To determine which asteroids might come uncomfortably close, researchers employed innovative mathematical tools to predict the future paths of 851 large asteroids over the next thousand years. Most of these asteroids are expected to maintain a safe distance from Earth, but a few showed less predictable orbits.

One such asteroid, named 7482 (1994 PC1), appeared to intersect with Earth’s orbit frequently in the coming centuries, making it particularly noteworthy.

Fuentes-Muñoz emphasizes that the primary outcome of the study is the need for further investigation. By gathering more information about these asteroids, scientists can completely rule out any potential impact risks in the next millennium.

Although humans possess the technology to detect many large objects that pass by Earth, similar to the dinosaurs, there is little we can currently do to prevent a collision.

However, early detection of potentially dangerous asteroids is crucial. Fuentes-Muñoz explains that making a small deflection of an asteroid decades in advance is far more effective than attempting to do so just a few years or months before an expected impact.

Predicting the precise location of an asteroid hundreds of years in the future is challenging due to various factors, including gravitational influences from Venus and the Sun’s heat, which subtly alter an asteroid’s trajectory over time.

The researchers aimed to minimize these uncertainties in their study. The team included scientists from NASA’s Jet Propulsion Laboratory and a distinguished professor of aerospace engineering sciences at CU Boulder.

Fuentes-Muñoz likens an asteroid impact to a traffic collision. Just like two cars colliding, two asteroids need to be at the same intersection and arrive there simultaneously for a collision to occur.

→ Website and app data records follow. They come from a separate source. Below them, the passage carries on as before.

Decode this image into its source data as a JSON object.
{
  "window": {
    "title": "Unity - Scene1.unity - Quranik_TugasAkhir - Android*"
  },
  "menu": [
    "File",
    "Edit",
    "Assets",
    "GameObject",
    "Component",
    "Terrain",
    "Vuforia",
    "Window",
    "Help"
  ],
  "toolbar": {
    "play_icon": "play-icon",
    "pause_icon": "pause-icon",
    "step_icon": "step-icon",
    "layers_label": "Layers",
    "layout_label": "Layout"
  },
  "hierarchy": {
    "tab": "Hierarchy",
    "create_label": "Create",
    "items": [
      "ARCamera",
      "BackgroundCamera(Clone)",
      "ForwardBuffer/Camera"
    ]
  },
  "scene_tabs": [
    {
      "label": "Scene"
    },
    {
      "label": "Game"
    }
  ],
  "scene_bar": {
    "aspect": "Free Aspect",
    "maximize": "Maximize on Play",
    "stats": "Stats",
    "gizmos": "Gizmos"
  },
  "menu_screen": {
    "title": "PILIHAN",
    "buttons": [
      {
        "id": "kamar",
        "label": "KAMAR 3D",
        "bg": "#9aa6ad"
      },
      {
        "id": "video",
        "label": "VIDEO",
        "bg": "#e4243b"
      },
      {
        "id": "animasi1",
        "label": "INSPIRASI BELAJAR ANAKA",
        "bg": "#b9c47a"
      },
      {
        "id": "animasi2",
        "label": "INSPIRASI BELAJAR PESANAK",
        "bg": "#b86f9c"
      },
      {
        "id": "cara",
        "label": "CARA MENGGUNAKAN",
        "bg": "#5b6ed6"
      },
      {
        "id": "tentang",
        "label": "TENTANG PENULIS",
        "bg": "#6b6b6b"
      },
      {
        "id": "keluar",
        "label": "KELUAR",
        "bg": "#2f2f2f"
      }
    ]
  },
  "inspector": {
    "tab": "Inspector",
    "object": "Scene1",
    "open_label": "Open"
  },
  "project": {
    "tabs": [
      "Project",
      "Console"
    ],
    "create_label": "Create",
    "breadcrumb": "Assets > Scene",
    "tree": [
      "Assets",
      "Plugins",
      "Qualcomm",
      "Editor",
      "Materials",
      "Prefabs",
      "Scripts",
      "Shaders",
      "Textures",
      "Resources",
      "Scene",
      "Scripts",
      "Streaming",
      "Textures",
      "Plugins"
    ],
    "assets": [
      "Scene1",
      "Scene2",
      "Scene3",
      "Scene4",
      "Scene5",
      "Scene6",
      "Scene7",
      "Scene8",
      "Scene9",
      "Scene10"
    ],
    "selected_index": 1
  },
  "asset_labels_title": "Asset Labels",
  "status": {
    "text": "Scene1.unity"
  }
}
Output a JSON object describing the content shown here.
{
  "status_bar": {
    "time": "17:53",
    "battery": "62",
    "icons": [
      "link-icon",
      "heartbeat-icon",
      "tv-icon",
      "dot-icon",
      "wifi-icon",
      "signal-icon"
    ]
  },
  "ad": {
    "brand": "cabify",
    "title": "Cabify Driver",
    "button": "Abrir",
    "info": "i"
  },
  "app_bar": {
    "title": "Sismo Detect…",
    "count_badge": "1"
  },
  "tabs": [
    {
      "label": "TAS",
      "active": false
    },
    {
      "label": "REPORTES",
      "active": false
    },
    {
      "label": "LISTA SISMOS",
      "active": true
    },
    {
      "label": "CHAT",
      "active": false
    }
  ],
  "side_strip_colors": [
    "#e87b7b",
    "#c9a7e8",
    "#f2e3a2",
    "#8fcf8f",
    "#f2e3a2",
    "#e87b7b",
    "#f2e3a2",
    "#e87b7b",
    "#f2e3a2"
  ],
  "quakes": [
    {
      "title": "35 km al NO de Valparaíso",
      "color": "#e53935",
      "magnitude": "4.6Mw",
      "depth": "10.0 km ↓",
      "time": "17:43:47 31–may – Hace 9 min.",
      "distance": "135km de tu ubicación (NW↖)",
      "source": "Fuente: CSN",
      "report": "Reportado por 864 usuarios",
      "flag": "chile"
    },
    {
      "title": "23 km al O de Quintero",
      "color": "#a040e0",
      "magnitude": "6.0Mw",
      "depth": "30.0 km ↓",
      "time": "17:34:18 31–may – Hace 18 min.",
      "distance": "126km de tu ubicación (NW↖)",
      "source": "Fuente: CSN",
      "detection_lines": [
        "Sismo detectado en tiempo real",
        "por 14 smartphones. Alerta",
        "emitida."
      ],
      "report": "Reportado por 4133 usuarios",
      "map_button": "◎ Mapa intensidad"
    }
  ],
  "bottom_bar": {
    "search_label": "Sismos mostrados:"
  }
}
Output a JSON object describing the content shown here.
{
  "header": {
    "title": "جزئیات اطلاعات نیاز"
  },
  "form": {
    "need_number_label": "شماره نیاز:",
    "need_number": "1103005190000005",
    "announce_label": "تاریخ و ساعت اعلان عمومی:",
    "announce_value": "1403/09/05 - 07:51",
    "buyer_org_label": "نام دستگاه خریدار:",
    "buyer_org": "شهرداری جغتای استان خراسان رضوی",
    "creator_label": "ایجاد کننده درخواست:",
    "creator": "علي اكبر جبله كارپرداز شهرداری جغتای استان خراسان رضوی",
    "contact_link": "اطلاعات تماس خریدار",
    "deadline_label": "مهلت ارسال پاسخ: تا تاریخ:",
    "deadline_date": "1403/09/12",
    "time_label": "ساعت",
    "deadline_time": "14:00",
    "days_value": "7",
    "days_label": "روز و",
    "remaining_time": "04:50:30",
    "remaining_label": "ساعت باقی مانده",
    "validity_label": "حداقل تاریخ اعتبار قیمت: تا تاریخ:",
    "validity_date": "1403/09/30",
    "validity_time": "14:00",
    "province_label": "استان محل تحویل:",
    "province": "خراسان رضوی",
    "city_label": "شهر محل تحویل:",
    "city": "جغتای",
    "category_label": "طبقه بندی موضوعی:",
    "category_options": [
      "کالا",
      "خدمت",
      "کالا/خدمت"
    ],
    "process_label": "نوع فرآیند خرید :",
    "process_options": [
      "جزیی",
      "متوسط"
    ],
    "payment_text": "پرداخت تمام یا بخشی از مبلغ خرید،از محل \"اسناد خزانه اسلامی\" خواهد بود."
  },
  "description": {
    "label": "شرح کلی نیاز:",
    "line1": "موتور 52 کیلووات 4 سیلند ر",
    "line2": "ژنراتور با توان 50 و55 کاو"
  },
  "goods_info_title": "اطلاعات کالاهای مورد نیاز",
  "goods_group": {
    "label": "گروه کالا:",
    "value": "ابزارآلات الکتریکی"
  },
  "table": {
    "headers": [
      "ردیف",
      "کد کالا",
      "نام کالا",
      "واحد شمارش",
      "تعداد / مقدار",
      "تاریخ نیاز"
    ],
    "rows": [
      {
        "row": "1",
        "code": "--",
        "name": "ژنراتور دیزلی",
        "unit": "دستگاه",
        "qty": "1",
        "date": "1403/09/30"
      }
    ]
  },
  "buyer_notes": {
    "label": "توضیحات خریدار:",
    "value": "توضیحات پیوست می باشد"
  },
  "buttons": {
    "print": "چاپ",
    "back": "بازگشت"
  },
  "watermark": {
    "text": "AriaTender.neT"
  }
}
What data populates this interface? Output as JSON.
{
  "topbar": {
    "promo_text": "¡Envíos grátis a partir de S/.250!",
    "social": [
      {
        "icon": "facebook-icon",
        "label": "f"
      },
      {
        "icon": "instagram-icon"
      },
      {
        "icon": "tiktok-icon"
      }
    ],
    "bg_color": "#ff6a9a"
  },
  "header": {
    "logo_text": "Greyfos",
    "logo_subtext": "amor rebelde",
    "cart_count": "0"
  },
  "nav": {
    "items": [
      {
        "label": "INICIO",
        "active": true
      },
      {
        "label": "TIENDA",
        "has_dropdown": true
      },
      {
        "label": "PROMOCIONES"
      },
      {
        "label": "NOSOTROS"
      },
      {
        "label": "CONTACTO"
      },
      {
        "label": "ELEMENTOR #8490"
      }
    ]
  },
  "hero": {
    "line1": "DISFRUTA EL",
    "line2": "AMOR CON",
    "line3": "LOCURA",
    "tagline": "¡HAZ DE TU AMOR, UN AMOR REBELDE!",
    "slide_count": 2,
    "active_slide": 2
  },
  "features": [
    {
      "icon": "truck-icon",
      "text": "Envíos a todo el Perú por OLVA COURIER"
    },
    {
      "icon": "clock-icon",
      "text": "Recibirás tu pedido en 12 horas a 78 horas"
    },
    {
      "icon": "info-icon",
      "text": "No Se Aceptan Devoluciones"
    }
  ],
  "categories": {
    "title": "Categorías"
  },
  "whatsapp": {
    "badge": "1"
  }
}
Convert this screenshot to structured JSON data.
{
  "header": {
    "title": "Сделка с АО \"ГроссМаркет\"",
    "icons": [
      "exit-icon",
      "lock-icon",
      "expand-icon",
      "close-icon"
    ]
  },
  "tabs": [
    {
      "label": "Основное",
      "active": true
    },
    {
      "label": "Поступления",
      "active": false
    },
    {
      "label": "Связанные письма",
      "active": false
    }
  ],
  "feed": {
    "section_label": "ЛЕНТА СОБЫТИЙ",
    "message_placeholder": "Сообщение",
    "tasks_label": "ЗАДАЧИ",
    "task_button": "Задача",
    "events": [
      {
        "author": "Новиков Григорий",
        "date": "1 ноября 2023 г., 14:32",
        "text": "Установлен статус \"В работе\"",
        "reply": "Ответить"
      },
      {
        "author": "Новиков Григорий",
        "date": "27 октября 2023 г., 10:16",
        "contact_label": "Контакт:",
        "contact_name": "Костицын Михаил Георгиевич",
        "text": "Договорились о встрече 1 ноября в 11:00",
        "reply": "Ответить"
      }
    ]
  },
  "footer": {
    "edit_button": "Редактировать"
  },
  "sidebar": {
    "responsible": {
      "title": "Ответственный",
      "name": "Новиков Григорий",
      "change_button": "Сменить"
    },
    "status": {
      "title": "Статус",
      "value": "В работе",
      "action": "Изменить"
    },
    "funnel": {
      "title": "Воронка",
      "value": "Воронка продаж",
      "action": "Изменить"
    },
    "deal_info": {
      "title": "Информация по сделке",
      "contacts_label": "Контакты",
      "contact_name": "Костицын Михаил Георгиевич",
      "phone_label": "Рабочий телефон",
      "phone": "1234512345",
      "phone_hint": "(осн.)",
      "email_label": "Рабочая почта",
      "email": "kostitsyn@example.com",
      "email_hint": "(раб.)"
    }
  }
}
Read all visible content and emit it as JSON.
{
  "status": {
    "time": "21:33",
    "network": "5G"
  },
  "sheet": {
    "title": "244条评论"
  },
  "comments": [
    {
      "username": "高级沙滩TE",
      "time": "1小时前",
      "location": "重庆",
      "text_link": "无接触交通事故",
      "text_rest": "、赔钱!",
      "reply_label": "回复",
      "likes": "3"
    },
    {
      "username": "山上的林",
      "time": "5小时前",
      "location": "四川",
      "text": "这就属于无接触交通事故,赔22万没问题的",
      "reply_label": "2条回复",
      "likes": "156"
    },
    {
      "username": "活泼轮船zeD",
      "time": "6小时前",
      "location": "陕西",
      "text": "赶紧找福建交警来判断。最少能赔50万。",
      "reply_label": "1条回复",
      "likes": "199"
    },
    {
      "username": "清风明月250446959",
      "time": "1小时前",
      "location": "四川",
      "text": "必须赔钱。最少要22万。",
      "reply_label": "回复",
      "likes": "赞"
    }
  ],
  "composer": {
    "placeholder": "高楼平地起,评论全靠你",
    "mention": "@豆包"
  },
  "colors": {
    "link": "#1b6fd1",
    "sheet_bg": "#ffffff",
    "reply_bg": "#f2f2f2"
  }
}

Using computer simulations, the researchers identified when the orbits of near-Earth asteroids might intersect with Earth’s path around the Sun. They focused on asteroids with unpredictable timings—those that could potentially coincide with Earth’s position at a given time.

Although the list of asteroids that meet both criteria for a possible impact is relatively short, a few asteroids stand out. One such asteroid is 7482 (1994 PC1), which was first observed in 1974 and measures about two-thirds of a mile in length.

While most asteroids studied by the team briefly cross Earth’s orbit and then move away, 7482 (1994 PC1) is expected to remain in close proximity to Earth for the majority of the next millennium.

However, there is no cause for immediate concern. Fuentes-Muñoz reassures that more information is required to rule out an impact, but the likelihood of such an event remains low.

He concludes that as scientists gather additional data about asteroids like 7482 (1994 PC1), they can determine with greater certainty the chances of a collision occurring in the future.

Fuentes-Muñoz acknowledges the curiosity surrounding his research and assures people that if there is an impending threat, he will inform the public promptly.